When a pathway or walking surface is poorly constructed or maintained, people can get hurt. When the unsafe surface is part of a staircase, the potential for slip and fall accidents and injuries rises.
People injured in a slip and fall incident on stairs can suffer severe injury. When the incident turns out to have been foreseeable or preventable, a case can be made for negligence on the part of the property owner.
Improper construction, poor maintenance or inadequate lighting of a stair case can lead to a person slipping or falling. Builders are required by municipal building codes to construct stairs according to a set of acceptable standards. The codes call for specific measurements for the horizontal surface of the step (referred to as the run) and the vertical surface (the riser).
The specifications also address the space allowable between steps, known as the variance. In other words, the stairs must proceed one to the next in a predictable pattern of riser height, so that a person climbing or descending the stairs can regulate their footsteps accordingly.
There are construction requirements regarding the railing as well. Stairways of a certain width may require a railing on both sides of the stairs, or even a middle rail, as is often the case in large commercial buildings or public spaces with wide two-way stairs. The railings must also be installed to a specified height, as the standards must allow for support within easy reach.

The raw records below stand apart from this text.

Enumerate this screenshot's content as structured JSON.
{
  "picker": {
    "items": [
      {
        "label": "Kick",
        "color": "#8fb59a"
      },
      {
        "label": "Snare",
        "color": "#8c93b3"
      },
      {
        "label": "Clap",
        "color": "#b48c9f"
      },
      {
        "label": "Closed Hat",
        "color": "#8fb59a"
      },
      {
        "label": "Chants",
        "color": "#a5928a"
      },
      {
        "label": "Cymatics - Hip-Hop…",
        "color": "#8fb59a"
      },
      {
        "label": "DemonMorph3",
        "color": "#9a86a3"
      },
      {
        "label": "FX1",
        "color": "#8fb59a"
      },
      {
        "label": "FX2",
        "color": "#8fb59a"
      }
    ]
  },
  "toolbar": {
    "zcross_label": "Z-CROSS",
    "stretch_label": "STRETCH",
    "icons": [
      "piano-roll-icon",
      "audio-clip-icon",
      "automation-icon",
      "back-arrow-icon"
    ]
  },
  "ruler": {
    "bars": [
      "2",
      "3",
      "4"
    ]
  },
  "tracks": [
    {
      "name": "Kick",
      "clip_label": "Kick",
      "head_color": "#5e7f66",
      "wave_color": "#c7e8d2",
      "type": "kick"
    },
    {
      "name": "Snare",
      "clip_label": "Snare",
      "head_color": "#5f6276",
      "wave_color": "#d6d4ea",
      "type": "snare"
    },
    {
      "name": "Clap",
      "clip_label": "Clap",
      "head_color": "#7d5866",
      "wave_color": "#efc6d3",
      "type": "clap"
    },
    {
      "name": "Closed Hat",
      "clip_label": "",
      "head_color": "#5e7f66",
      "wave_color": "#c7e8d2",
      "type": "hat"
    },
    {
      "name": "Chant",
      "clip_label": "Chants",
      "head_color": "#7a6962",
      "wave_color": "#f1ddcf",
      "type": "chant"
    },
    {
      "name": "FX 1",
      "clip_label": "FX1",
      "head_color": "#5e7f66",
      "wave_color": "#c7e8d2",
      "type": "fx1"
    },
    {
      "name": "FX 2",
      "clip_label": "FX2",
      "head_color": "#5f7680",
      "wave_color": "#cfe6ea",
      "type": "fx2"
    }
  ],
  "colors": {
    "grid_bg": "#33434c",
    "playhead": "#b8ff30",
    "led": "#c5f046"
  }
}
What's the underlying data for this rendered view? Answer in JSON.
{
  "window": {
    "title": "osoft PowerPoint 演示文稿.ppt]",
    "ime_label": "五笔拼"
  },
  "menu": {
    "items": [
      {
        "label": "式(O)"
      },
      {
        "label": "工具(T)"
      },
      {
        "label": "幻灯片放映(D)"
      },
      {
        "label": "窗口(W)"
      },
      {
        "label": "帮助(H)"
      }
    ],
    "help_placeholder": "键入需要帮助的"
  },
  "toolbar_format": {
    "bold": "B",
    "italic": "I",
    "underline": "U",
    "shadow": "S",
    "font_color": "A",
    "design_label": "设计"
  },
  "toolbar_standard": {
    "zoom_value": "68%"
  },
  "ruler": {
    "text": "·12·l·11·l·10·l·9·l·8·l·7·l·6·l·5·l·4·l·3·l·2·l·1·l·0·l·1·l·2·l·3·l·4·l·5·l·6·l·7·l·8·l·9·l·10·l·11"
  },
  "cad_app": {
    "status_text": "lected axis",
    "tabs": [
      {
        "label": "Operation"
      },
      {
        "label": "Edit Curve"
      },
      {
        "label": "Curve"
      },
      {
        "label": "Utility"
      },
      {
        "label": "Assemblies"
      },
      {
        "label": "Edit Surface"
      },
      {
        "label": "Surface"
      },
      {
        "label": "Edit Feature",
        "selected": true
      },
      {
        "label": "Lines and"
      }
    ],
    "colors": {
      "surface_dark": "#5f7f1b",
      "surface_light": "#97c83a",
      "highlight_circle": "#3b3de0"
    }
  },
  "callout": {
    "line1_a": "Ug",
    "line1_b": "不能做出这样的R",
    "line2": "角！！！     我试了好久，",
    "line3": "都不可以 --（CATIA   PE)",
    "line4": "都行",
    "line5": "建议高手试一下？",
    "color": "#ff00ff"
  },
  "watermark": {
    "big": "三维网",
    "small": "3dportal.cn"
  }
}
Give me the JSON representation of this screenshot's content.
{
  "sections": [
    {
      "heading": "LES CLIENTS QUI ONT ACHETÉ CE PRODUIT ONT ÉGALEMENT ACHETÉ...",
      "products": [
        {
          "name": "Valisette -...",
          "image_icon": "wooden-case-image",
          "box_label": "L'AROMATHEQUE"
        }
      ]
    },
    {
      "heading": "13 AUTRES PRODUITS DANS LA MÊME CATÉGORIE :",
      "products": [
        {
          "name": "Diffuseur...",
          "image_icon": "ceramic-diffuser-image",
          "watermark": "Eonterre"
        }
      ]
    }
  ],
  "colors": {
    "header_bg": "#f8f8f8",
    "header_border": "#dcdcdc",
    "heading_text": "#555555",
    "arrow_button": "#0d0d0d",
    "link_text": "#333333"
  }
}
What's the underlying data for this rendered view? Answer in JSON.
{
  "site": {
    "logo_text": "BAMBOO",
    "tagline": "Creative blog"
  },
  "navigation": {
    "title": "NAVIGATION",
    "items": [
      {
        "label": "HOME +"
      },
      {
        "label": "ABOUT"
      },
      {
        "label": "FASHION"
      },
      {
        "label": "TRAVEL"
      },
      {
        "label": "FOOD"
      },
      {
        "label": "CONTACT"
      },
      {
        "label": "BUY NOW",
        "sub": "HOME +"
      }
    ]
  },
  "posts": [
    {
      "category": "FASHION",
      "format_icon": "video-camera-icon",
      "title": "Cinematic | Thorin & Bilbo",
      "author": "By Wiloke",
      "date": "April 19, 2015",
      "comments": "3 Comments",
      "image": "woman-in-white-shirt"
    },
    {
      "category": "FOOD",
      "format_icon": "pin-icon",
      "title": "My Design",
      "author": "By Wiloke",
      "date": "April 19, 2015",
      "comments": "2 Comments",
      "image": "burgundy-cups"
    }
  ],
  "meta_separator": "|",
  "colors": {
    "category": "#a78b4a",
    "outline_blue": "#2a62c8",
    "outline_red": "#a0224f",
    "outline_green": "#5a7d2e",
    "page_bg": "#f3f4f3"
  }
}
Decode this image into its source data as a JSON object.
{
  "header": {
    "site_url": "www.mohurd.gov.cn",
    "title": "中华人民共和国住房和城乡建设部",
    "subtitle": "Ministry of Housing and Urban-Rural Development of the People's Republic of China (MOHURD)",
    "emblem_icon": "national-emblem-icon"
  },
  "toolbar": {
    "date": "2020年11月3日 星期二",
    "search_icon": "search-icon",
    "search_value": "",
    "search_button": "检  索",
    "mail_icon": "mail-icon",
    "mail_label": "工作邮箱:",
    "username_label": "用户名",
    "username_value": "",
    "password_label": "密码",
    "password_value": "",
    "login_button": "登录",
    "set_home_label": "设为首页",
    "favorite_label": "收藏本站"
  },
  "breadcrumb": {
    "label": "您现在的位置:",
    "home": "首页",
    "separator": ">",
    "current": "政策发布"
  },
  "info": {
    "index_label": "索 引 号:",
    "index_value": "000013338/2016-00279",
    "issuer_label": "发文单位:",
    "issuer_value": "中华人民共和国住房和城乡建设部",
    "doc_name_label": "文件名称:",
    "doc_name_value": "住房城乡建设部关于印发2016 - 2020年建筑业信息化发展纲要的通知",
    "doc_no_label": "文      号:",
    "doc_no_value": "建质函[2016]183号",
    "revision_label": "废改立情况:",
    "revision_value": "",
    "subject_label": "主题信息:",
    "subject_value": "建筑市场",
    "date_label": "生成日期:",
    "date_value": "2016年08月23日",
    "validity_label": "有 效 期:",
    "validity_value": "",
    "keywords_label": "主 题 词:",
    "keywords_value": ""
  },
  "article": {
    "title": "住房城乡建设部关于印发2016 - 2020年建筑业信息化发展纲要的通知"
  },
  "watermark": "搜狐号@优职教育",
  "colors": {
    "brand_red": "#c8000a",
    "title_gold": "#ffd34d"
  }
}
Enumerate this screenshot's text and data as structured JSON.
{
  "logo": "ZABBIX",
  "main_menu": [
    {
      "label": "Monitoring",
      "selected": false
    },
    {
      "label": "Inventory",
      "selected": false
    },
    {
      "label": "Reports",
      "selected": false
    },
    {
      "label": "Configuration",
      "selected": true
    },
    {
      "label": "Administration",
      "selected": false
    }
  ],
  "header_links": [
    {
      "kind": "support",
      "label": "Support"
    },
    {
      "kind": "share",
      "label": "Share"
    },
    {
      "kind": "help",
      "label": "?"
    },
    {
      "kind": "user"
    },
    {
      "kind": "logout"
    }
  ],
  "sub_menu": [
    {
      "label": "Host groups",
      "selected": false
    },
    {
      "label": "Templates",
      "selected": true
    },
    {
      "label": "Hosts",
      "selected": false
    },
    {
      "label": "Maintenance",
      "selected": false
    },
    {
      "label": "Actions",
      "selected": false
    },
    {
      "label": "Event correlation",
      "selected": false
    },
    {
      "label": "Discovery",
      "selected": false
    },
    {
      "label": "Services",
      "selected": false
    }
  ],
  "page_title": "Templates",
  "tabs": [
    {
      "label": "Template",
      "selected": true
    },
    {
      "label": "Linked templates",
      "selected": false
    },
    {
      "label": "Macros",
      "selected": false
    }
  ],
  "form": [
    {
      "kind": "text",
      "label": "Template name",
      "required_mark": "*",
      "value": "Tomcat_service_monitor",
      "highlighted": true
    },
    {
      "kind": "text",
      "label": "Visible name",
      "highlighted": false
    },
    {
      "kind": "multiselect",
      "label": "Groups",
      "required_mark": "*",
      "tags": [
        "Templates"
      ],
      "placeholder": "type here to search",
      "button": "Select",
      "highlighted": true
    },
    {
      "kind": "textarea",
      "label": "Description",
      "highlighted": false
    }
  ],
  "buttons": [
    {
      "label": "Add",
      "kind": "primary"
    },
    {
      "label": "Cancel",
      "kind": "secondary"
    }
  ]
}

In addition to making sure the stairs are built properly, building owners must be sure to maintain them with safety in mind. Many cities and municipalities have maintenance codes. The boards or materials that make up the steps themselves should be maintained, as should carpet, tile, or other floor coverings.
Railings should be safely secured. Also, the area should be free of objects, debris, slippery coatings, or sticky residue.
In the case of outdoor stairs, snow and ice must be cleared in a reasonably timely matter. Leaves, stones, sand and other debris that could cause a slip and fall must also be cleared regularly.
Generally, the injured party in a personal injury slip and fall incident must prove that the owner, operator or manager of the property knew or should have known of the dangerous condition. The injured party must also establish that the defect or hazardous condition was the proximate cause of the fall. In some states the degree of care owed may be lower for social hosts as opposed to those operating commercial premises. At times, the duty of care may depend on the relationship between the injured party and the owner of the property.
If you are injured as a result of a defective or dangerous staircase, it is important to promptly report the incident to the owner or manager of the property. It is also important to obtain an early inspection of the area of the fall, before the owner or manager changes or alters the condition of the premises. Finally, many business premises use video surveillance. Early reporting, with a request that the facility maintain video surveillance, may provide critical evidence in proving the nature of the condition and the cause of the fall.
If a staircase slip and fall has resulted in a personal injury to you or a member of your family, you may have a case against the property owner for negligence. Talk with an experienced Cherry Hill and Haddonfield slip and fall lawyer at Williams Cedar to discuss the applicable premises liability laws in New Jersey or Pennsylvania. Call us today at our Haddonfield, New Jersey office at 856-470-9777 or our Philadelphia office at 215-557-0099 or contact us online. We represent injured individuals throughout Pennsylvania, South Jersey, and nationwide.